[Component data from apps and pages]
******
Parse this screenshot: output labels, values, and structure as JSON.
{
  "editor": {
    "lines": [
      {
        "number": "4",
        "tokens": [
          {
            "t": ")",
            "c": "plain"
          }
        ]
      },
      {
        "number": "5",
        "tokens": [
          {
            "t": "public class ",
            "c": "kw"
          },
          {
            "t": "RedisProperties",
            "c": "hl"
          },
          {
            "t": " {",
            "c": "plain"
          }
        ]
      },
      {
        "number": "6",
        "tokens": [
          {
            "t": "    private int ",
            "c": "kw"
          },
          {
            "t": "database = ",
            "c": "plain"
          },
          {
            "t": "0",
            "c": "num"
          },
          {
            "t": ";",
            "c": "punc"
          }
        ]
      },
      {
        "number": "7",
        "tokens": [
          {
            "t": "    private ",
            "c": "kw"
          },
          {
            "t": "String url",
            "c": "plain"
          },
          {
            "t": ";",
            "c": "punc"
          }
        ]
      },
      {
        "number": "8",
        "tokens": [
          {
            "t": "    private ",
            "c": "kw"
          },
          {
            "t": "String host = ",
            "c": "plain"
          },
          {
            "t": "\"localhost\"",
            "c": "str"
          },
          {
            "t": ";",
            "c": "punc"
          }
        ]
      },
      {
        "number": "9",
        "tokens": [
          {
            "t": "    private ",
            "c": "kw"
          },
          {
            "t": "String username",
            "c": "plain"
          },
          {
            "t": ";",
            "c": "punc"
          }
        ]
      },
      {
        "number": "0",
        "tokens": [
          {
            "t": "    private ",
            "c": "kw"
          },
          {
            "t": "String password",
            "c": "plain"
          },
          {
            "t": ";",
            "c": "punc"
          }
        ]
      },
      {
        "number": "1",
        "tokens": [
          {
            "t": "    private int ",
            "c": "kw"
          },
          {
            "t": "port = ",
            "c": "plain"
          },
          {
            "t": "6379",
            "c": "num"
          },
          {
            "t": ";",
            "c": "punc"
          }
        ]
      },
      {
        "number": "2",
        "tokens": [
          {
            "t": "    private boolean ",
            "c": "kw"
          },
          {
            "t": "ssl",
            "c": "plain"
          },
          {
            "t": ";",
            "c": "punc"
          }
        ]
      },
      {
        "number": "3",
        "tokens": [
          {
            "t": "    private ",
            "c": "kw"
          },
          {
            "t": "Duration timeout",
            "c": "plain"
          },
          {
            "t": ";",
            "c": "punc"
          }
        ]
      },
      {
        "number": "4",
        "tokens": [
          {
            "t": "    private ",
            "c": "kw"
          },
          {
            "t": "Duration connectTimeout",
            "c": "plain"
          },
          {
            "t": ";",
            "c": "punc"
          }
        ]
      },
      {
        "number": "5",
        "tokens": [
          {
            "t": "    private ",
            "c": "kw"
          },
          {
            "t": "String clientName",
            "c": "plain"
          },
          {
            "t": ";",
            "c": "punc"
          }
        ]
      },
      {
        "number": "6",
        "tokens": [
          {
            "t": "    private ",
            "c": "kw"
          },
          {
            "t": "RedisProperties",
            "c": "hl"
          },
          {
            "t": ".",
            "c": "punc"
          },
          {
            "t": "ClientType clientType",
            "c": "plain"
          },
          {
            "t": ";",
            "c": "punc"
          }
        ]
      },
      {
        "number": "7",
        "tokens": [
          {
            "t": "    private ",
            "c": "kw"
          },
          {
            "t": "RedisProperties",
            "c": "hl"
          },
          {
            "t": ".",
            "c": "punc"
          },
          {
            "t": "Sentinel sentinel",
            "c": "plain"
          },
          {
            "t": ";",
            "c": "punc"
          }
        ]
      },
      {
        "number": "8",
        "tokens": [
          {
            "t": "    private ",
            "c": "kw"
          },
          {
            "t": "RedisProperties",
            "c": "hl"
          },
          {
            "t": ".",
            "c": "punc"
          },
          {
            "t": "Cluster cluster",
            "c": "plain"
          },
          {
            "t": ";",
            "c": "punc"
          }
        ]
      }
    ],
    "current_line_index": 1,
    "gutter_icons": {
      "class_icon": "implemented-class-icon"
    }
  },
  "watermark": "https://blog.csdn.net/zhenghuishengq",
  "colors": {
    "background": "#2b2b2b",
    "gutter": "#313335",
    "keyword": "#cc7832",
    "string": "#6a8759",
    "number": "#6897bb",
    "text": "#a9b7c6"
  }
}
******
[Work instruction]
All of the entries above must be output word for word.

[Task solution]
Parse this screenshot: output labels, values, and structure as JSON.
{
  "editor": {
    "lines": [
      {
        "number": "4",
        "tokens": [
          {
            "t": ")",
            "c": "plain"
          }
        ]
      },
      {
        "number": "5",
        "tokens": [
          {
            "t": "public class ",
            "c": "kw"
          },
          {
            "t": "RedisProperties",
            "c": "hl"
          },
          {
            "t": " {",
            "c": "plain"
          }
        ]
      },
      {
        "number": "6",
        "tokens": [
          {
            "t": "    private int ",
            "c": "kw"
          },
          {
            "t": "database = ",
            "c": "plain"
          },
          {
            "t": "0",
            "c": "num"
          },
          {
            "t": ";",
            "c": "punc"
          }
        ]
      },
      {
        "number": "7",
        "tokens": [
          {
            "t": "    private ",
            "c": "kw"
          },
          {
            "t": "String url",
            "c": "plain"
          },
          {
            "t": ";",
            "c": "punc"
          }
        ]
      },
      {
        "number": "8",
        "tokens": [
          {
            "t": "    private ",
            "c": "kw"
          },
          {
            "t": "String host = ",
            "c": "plain"
          },
          {
            "t": "\"localhost\"",
            "c": "str"
          },
          {
            "t": ";",
            "c": "punc"
          }
        ]
      },
      {
        "number": "9",
        "tokens": [
          {
            "t": "    private ",
            "c": "kw"
          },
          {
            "t": "String username",
            "c": "plain"
          },
          {
            "t": ";",
            "c": "punc"
          }
        ]
      },
      {
        "number": "0",
        "tokens": [
          {
            "t": "    private ",
            "c": "kw"
          },
          {
            "t": "String password",
            "c": "plain"
          },
          {
            "t": ";",
            "c": "punc"
          }
        ]
      },
      {
        "number": "1",
        "tokens": [
          {
            "t": "    private int ",
            "c": "kw"
          },
          {
            "t": "port = ",
            "c": "plain"
          },
          {
            "t": "6379",
            "c": "num"
          },
          {
            "t": ";",
            "c": "punc"
          }
        ]
      },
      {
        "number": "2",
        "tokens": [
          {
            "t": "    private boolean ",
            "c": "kw"
          },
          {
            "t": "ssl",
            "c": "plain"
          },
          {
            "t": ";",
            "c": "punc"
          }
        ]
      },
      {
        "number": "3",
        "tokens": [
          {
            "t": "    private ",
            "c": "kw"
          },
          {
            "t": "Duration timeout",
            "c": "plain"
          },
          {
            "t": ";",
            "c": "punc"
          }
        ]
      },
      {
        "number": "4",
        "tokens": [
          {
            "t": "    private ",
            "c": "kw"
          },
          {
            "t": "Duration connectTimeout",
            "c": "plain"
          },
          {
            "t": ";",
            "c": "punc"
          }
        ]
      },
      {
        "number": "5",
        "tokens": [
          {
            "t": "    private ",
            "c": "kw"
          },
          {
            "t": "String clientName",
            "c": "plain"
          },
          {
            "t": ";",
            "c": "punc"
          }
        ]
      },
      {
        "number": "6",
        "tokens": [
          {
            "t": "    private ",
            "c": "kw"
          },
          {
            "t": "RedisProperties",
            "c": "hl"
          },
          {
            "t": ".",
            "c": "punc"
          },
          {
            "t": "ClientType clientType",
            "c": "plain"
          },
          {
            "t": ";",
            "c": "punc"
          }
        ]
      },
      {
        "number": "7",
        "tokens": [
          {
            "t": "    private ",
            "c": "kw"
          },
          {
            "t": "RedisProperties",
            "c": "hl"
          },
          {
            "t": ".",
            "c": "punc"
          },
          {
            "t": "Sentinel sentinel",
            "c": "plain"
          },
          {
            "t": ";",
            "c": "punc"
          }
        ]
      },
      {
        "number": "8",
        "tokens": [
          {
            "t": "    private ",
            "c": "kw"
          },
          {
            "t": "RedisProperties",
            "c": "hl"
          },
          {
            "t": ".",
            "c": "punc"
          },
          {
            "t": "Cluster cluster",
            "c": "plain"
          },
          {
            "t": ";",
            "c": "punc"
          }
        ]
      }
    ],
    "current_line_index": 1,
    "gutter_icons": {
      "class_icon": "implemented-class-icon"
    }
  },
  "watermark": "https://blog.csdn.net/zhenghuishengq",
  "colors": {
    "background": "#2b2b2b",
    "gutter": "#313335",
    "keyword": "#cc7832",
    "string": "#6a8759",
    "number": "#6897bb",
    "text": "#a9b7c6"
  }
}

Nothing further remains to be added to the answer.